How to prepare for an ACAT assessment
What is ACAT and how do I arrange an assessment?
An ACAT assessment is an assessment that takes place with the Aged Care Assessment Team (ACAT) member. The ACAT member is a skilled health professional in this area. The assessment is independent and client focused, and is intended to be a holistic assessment. The ACAT assessment will take place to determine the level of care that best meets your current needs. If you feel that you’re requiring support in the home, or that you’re not managing at home, make an appointment with your G.P. to discuss this. You can also call My Aged Care on 1800 200 422 to arrange an assessment at no cost to you.
Getting ready for the ACAT assessment
After the referral to My Aged Care, a team member will be in contact with you to arrange a suitable meeting time, typically taking place at your home. Unfortunately, this can take some weeks to arrange, therefore do your best to get in contact with My Aged Care as soon as you feel that your care needs have changed.

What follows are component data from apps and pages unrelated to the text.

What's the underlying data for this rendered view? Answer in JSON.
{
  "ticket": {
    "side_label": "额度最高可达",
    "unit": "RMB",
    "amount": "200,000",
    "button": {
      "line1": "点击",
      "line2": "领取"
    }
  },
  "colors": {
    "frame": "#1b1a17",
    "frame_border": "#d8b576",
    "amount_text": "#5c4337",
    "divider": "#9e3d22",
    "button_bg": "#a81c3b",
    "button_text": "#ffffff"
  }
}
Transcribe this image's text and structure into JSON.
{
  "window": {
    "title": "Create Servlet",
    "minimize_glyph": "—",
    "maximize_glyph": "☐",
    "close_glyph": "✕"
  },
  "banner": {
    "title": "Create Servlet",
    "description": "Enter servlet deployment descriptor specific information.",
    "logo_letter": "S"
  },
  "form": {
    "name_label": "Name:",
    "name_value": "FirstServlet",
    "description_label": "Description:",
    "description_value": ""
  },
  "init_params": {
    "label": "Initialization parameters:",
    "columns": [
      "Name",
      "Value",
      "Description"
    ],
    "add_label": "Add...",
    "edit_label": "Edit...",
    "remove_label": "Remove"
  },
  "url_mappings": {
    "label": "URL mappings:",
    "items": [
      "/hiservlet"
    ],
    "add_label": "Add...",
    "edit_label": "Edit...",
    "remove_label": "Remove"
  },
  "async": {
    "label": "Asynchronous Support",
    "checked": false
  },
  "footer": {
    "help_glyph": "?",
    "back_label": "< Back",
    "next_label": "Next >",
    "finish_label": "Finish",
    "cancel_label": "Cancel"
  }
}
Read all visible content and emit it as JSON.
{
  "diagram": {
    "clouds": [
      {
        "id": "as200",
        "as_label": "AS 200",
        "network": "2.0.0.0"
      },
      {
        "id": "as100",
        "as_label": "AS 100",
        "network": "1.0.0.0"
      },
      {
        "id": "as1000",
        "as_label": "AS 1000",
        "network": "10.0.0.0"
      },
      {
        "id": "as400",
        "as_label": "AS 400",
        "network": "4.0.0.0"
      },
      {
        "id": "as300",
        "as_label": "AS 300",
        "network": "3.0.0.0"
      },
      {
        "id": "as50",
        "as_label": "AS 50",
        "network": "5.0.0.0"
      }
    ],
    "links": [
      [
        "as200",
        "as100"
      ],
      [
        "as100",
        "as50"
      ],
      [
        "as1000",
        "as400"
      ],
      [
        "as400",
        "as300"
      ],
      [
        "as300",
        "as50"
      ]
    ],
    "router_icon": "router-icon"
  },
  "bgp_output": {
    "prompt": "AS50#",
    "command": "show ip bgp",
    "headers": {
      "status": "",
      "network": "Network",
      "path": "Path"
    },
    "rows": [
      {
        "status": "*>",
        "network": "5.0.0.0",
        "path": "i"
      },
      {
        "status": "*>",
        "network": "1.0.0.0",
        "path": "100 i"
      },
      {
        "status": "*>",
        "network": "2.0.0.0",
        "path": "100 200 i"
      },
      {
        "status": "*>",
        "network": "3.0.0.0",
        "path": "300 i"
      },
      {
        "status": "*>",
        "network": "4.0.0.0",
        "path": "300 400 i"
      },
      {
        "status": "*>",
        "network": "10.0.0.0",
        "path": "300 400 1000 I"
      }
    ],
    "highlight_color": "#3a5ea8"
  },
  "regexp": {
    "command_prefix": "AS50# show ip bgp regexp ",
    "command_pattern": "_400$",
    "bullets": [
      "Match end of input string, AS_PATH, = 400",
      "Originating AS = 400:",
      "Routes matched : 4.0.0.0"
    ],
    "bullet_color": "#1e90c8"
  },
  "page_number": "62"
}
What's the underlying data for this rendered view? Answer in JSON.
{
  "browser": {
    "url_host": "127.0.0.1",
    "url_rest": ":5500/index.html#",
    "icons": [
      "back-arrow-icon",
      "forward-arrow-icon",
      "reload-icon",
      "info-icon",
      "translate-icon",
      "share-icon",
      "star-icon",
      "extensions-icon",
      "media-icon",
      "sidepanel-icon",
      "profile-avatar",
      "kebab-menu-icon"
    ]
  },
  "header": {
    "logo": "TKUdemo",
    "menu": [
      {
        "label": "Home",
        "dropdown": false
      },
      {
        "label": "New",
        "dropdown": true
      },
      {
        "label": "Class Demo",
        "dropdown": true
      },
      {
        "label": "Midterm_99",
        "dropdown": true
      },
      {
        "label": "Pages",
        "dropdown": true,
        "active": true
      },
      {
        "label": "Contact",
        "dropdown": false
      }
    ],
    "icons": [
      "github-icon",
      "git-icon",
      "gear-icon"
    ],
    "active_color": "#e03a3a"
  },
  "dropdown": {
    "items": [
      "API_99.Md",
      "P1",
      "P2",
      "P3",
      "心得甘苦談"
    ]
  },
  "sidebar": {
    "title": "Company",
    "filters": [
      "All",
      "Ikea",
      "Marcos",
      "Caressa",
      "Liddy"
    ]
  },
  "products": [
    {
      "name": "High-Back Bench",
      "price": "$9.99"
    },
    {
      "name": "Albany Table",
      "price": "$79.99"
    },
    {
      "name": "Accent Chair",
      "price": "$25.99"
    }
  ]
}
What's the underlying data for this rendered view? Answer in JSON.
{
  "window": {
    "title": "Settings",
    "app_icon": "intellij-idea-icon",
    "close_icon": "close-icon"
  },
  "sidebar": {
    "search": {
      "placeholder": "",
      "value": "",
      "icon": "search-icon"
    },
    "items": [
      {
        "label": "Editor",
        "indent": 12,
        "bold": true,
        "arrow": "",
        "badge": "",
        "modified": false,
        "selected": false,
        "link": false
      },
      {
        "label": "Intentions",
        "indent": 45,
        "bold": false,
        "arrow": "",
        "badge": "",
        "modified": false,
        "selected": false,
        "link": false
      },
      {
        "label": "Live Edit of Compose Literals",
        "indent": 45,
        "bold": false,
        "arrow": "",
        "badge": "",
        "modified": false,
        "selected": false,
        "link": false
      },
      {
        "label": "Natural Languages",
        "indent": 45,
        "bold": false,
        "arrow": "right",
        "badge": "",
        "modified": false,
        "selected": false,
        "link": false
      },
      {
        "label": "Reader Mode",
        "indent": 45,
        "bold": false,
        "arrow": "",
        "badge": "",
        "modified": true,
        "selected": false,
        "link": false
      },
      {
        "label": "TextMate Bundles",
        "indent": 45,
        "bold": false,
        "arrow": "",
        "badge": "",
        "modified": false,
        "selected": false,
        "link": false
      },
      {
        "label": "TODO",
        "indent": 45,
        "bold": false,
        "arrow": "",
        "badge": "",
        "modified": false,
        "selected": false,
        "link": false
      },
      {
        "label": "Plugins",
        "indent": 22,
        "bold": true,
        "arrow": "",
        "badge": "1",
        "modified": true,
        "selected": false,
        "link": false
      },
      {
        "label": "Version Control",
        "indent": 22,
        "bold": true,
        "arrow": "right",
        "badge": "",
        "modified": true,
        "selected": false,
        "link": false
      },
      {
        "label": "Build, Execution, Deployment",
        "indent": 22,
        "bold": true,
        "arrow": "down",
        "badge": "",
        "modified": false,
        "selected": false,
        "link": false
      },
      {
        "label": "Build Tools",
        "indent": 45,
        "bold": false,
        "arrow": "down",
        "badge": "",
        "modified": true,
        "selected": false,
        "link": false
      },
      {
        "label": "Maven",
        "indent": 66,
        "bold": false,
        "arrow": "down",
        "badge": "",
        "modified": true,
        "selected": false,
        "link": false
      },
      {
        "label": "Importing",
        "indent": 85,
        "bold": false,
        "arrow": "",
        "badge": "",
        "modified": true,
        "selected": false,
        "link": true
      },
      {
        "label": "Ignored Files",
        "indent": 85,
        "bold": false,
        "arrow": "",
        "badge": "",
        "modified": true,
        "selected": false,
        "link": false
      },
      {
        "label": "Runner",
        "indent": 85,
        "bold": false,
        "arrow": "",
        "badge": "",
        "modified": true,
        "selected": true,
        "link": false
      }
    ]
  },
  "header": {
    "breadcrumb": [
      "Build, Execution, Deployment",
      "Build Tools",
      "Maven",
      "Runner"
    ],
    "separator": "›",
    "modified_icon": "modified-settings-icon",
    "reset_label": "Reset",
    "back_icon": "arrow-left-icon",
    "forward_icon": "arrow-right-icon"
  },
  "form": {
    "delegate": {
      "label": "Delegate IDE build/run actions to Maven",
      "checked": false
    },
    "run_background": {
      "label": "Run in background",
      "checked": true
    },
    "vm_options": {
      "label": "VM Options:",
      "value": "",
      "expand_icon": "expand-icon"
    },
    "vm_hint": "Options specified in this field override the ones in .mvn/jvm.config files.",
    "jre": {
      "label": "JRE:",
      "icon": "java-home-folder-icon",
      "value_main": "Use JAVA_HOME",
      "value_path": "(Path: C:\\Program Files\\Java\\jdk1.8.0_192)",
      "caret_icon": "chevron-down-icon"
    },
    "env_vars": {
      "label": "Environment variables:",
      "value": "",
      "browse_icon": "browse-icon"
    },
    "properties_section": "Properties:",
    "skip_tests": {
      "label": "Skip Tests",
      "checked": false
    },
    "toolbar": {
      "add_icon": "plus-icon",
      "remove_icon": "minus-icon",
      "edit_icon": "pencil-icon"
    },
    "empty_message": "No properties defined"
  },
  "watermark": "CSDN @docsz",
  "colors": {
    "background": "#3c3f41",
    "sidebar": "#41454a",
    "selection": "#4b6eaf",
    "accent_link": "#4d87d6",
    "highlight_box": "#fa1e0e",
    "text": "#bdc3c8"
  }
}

When you agree on a time to have the assessment and develop a support plan, make sure that you allow approximately 60 to 90 minutes for the assessment. Choose a comfortable spot to sit in your home during the assessment, such as the lounge room.
To prepare for your ACAT meeting you’ll need your Medicare card number. It’s also a good idea to have the details of your G.P. and any other health professionals whose care you’re under. Also make a list of any support that you currently have in place, such as “Meals on Wheels,” or cleaning services.
What to expect during the ACAT assessment
The purpose of an ACAT assessment is to develop a support plan with the assessor. This support plan will be the record of your meeting and will include much information regarding your health and wellbeing.
The support plan will include your strengths, your difficulties and needs, your goals and much more. It will also address any preferences that you may have for services/ care. To determine the services that best meet your current status, the assessor will enquire about your current health status as well as your health history and medical history. They will ask you about your current needs that you need support for, including your social needs. Remember, it’s a holistic assessment. The assessor will want to know any physical limitations that you may have, and what your current mental health status is too. Be sure to bring up any other current needs that you may require support for too. For example, you may be struggling to manage your finances, or you may have recently relinquished your driver’s licence. There is no right or wrong issue to bring up during the assessment.
You will have the opportunity to express your goals and needs during the meeting/ assessment too. Before the assessment takes place, you’ll probably think of so many matters that you’re concerned about in regards to your health and wellbeing. The best way to ensure that you don’t forget to bring these matters up is to make a list. Every time you think of something that you’re unsure about or that you’d like to discuss, jot it down. This can include topics such as what you’re needing assistance with, what your health concerns are, and any activities that you’re struggling with at present. You could raise any safety concerns that you have as well.
A Support Person during the ACAT assessment
The idea of being assessed by the ACAT member can be overwhelming. The notion that you’re in need of aged care support services is a big deal to get your head around, and you might feel more comfortable having a support person with you when you have the assessment. This will give you a sense of calm and support. You could have your spouse, your children, another family member, a friend or even a health professional such as a community nurse with you during your assessment.
Future planning and ACAT
Although the assessment will be based on your current circumstances, your future care needs are important too. If you feel like you can still do certain tasks, but they’re becoming increasingly difficult, be sure to mention that too. Future planning is equally as important when looking at your health care needs and goals.
After the Assessment
Once your ACAT assessment is done, the assessor makes a formal decision about your current needs. Within a matter of weeks following your ACAT meeting, you’ll receive a letter from My Aged Care with the outcome of the assessment. This letter will outline the services that you’ve been approved for. The services that you can receive approval for include the following:
- Residential Aged Care
- Home Care Package Level 1, 2, 3, or 4.
- Residential Respite Care
- Respite Care
- Short-term restorative care
- Transition care
Questioning the outcome of your ACAT assessment
When you receive your letter of approval from My Aged Care, you might be surprised by the outcome. If so, you can reject an ACAT recommendation.
Talk with the assessor initially to see if you’re able to resolve your concerns. This is usually the best way to reach a resolution.
In some cases a resolution can’t be reached, and you then have the right to appeal the decision. You can do this by writing a letter that outlines your concerns to the Secretary of the Australian Government Department of Health. You have 28 days from the date of the letter of approval to appeal the decision.